## About this exercise
In the entries below, tally the lines that contain the string "icon", then state that number alone.

Entries from a dataset of interfaces:
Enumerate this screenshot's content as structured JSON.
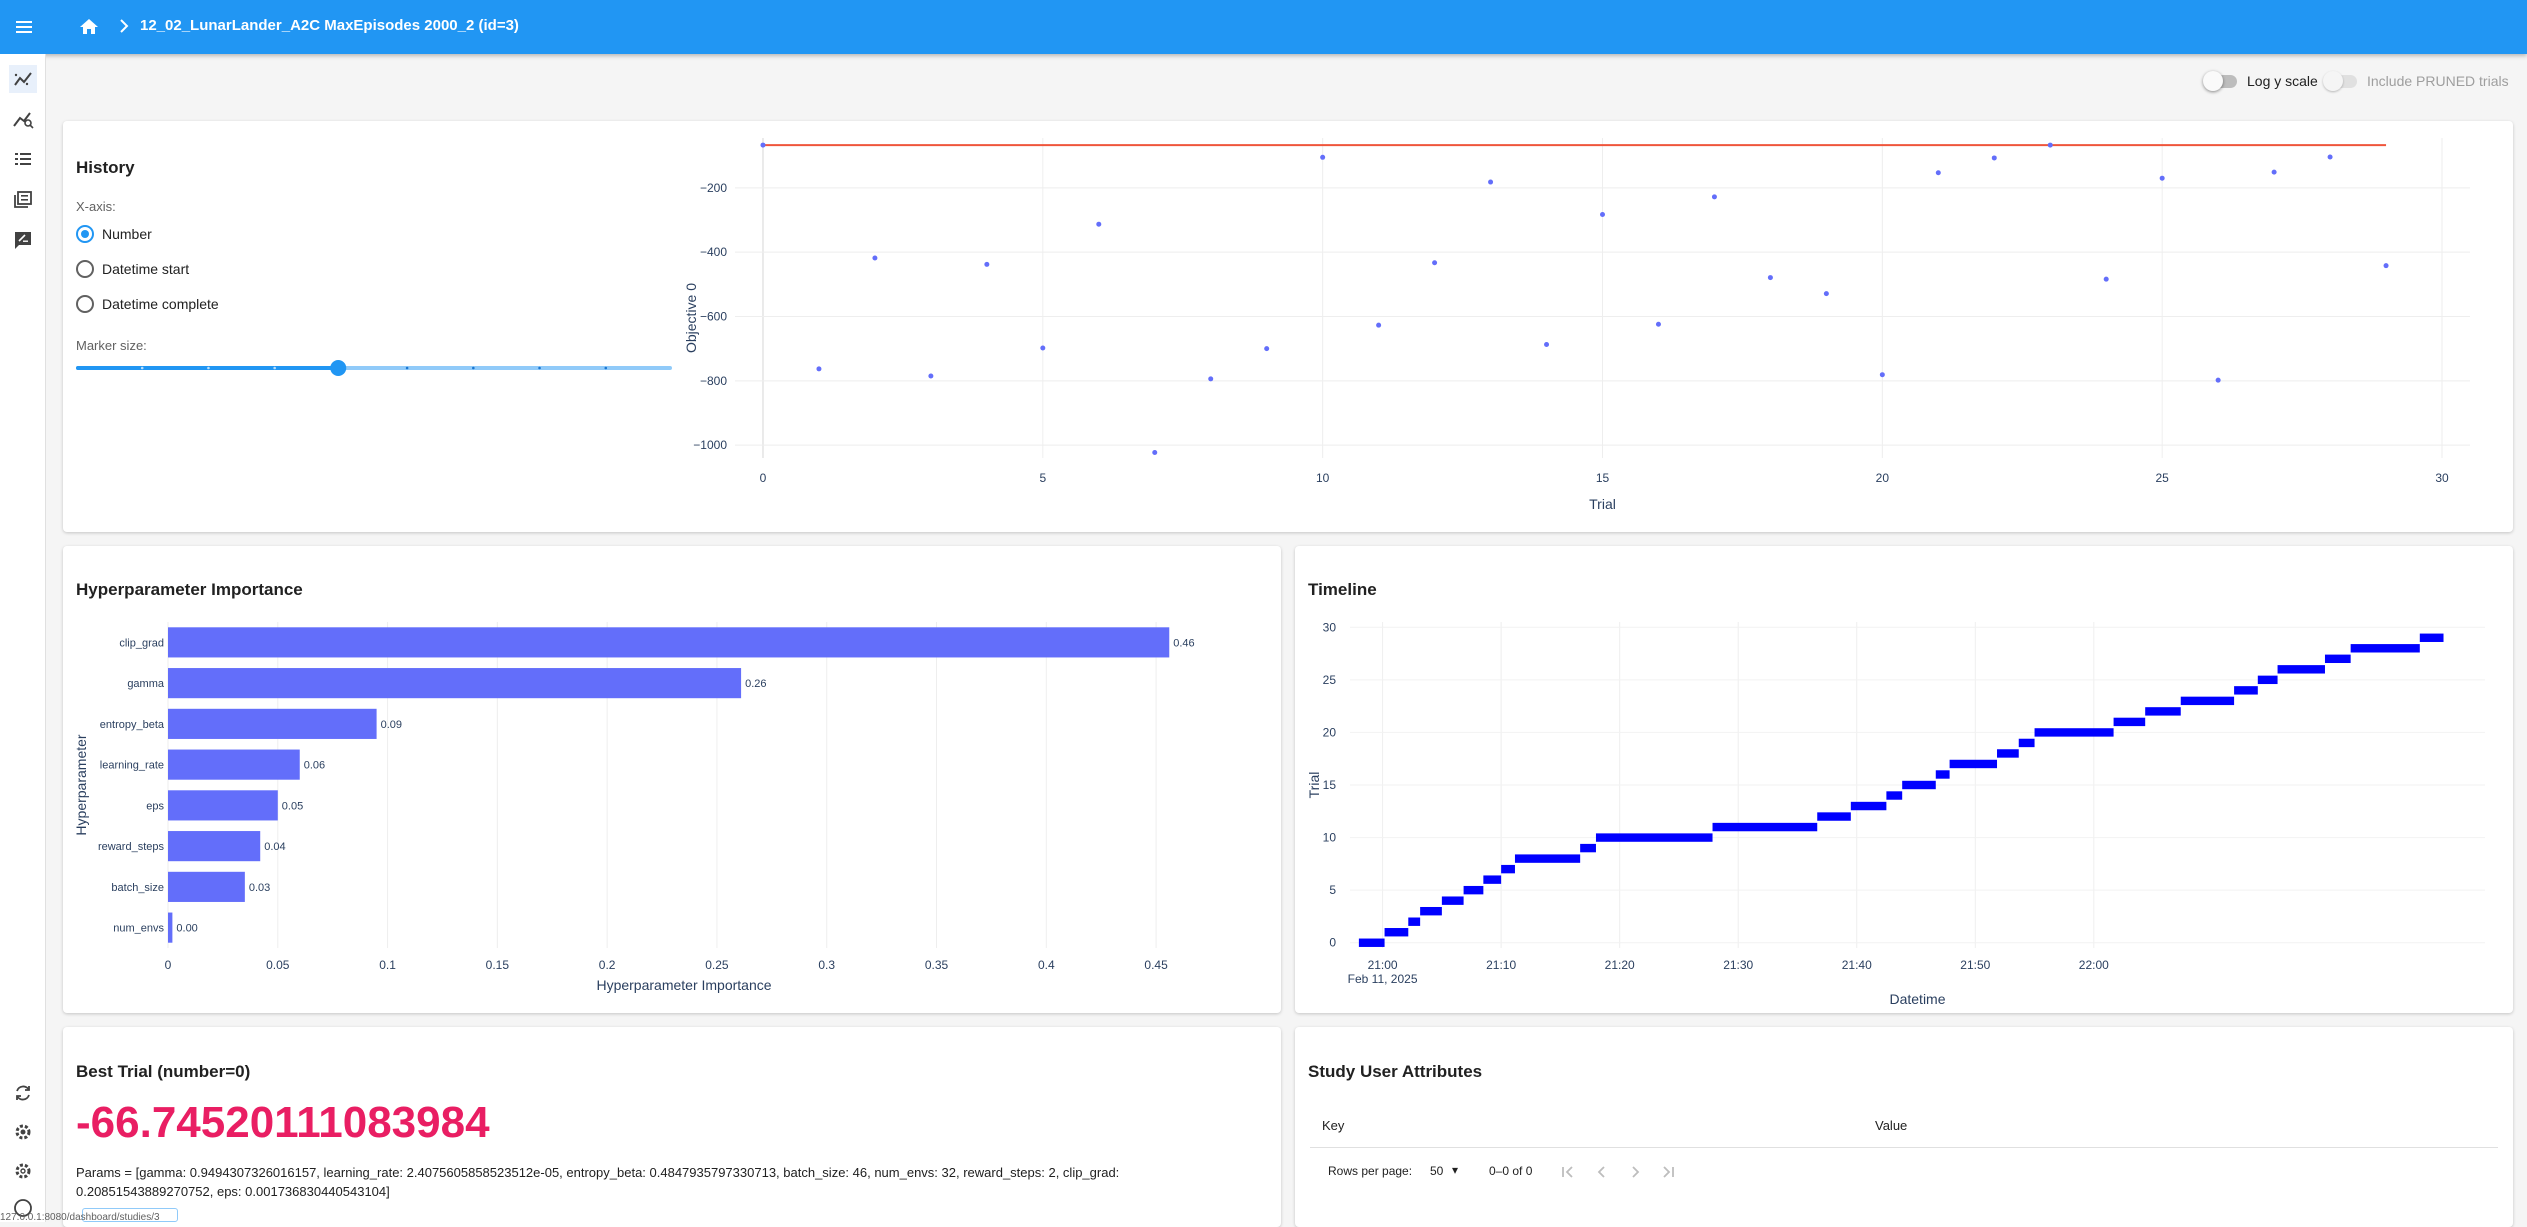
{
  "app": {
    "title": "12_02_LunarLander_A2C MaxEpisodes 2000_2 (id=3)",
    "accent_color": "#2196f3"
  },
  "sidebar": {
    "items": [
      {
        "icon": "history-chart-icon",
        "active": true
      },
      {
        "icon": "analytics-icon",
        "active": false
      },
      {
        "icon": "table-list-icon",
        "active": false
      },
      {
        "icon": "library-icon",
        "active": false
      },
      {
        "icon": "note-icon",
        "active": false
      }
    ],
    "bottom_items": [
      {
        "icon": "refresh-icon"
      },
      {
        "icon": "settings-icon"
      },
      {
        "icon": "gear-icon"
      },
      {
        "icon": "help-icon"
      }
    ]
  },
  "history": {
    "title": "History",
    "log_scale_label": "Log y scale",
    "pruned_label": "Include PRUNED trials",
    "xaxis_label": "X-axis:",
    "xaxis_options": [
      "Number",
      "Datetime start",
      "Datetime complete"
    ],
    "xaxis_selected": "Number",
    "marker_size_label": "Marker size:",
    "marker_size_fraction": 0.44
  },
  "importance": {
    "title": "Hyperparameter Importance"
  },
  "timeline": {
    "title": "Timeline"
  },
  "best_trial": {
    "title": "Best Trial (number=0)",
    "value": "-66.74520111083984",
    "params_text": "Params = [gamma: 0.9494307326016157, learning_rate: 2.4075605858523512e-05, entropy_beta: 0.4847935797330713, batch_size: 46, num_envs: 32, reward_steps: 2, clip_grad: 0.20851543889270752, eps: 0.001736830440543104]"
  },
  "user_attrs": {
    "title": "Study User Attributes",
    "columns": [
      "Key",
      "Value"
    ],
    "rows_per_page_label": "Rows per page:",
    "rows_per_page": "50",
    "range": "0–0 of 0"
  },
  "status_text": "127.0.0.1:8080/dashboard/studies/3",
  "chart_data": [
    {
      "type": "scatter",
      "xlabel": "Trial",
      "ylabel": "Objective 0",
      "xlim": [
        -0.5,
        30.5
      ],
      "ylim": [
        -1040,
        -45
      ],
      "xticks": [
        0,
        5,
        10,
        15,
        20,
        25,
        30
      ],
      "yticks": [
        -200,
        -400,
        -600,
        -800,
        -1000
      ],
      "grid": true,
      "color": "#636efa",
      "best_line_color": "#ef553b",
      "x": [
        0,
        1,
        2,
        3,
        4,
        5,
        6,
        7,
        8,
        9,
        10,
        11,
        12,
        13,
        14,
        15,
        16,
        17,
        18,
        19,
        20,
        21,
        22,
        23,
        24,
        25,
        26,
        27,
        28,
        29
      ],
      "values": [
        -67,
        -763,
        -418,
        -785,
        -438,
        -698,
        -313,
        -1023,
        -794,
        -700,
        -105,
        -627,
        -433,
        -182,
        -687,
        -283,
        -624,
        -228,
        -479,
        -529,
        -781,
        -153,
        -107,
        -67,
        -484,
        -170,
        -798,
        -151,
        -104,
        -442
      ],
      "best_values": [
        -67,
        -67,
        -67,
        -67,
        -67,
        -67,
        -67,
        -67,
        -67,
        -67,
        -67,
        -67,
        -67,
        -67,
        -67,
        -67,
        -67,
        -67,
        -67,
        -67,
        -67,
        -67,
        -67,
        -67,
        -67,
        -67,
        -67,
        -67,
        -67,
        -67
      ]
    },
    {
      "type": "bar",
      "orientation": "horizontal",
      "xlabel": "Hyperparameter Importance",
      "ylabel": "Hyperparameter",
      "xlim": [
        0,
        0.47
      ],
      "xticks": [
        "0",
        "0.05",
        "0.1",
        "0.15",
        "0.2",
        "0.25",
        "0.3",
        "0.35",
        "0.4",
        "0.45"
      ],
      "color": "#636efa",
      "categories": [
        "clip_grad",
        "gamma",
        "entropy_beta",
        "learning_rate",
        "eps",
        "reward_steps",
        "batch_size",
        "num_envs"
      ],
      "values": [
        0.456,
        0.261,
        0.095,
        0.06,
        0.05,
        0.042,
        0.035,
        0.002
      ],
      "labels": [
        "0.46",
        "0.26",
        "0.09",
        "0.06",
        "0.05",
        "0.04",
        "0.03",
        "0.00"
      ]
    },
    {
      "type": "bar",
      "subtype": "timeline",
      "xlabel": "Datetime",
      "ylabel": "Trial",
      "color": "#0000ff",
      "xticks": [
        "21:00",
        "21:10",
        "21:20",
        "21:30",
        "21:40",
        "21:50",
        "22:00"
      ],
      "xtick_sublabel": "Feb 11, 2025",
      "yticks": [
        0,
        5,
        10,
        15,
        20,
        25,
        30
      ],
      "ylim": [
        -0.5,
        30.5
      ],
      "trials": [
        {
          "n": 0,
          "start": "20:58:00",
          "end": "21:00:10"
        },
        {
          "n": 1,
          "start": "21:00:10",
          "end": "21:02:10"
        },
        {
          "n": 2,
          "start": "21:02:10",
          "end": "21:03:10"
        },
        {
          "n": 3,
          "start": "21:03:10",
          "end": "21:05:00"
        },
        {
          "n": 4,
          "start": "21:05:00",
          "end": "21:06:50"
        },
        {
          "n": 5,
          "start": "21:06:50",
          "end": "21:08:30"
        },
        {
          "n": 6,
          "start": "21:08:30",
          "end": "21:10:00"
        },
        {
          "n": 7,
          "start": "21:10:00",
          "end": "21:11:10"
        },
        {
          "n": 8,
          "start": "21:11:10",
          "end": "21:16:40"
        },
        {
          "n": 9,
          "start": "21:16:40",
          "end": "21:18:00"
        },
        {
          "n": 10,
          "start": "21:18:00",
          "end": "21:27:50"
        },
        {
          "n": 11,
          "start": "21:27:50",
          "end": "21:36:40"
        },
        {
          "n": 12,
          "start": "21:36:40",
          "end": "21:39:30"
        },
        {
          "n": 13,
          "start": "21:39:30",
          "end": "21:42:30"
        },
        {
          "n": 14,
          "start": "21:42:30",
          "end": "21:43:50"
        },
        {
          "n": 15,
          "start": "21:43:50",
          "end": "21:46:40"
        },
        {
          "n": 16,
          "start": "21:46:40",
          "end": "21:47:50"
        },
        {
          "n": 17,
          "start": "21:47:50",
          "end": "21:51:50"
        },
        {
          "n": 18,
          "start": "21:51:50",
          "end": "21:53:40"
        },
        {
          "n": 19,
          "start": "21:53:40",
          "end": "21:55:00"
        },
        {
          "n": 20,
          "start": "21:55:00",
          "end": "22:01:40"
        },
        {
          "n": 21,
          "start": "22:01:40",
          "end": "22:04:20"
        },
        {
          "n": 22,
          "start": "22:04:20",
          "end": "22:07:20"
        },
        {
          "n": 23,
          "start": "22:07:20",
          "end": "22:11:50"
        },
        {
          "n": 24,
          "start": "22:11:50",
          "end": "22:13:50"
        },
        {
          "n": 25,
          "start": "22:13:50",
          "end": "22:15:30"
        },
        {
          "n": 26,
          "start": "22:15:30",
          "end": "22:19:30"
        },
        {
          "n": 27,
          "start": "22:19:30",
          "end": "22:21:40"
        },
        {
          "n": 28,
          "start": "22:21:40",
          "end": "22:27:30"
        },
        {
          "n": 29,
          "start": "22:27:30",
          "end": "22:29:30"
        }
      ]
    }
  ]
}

## Answer space
9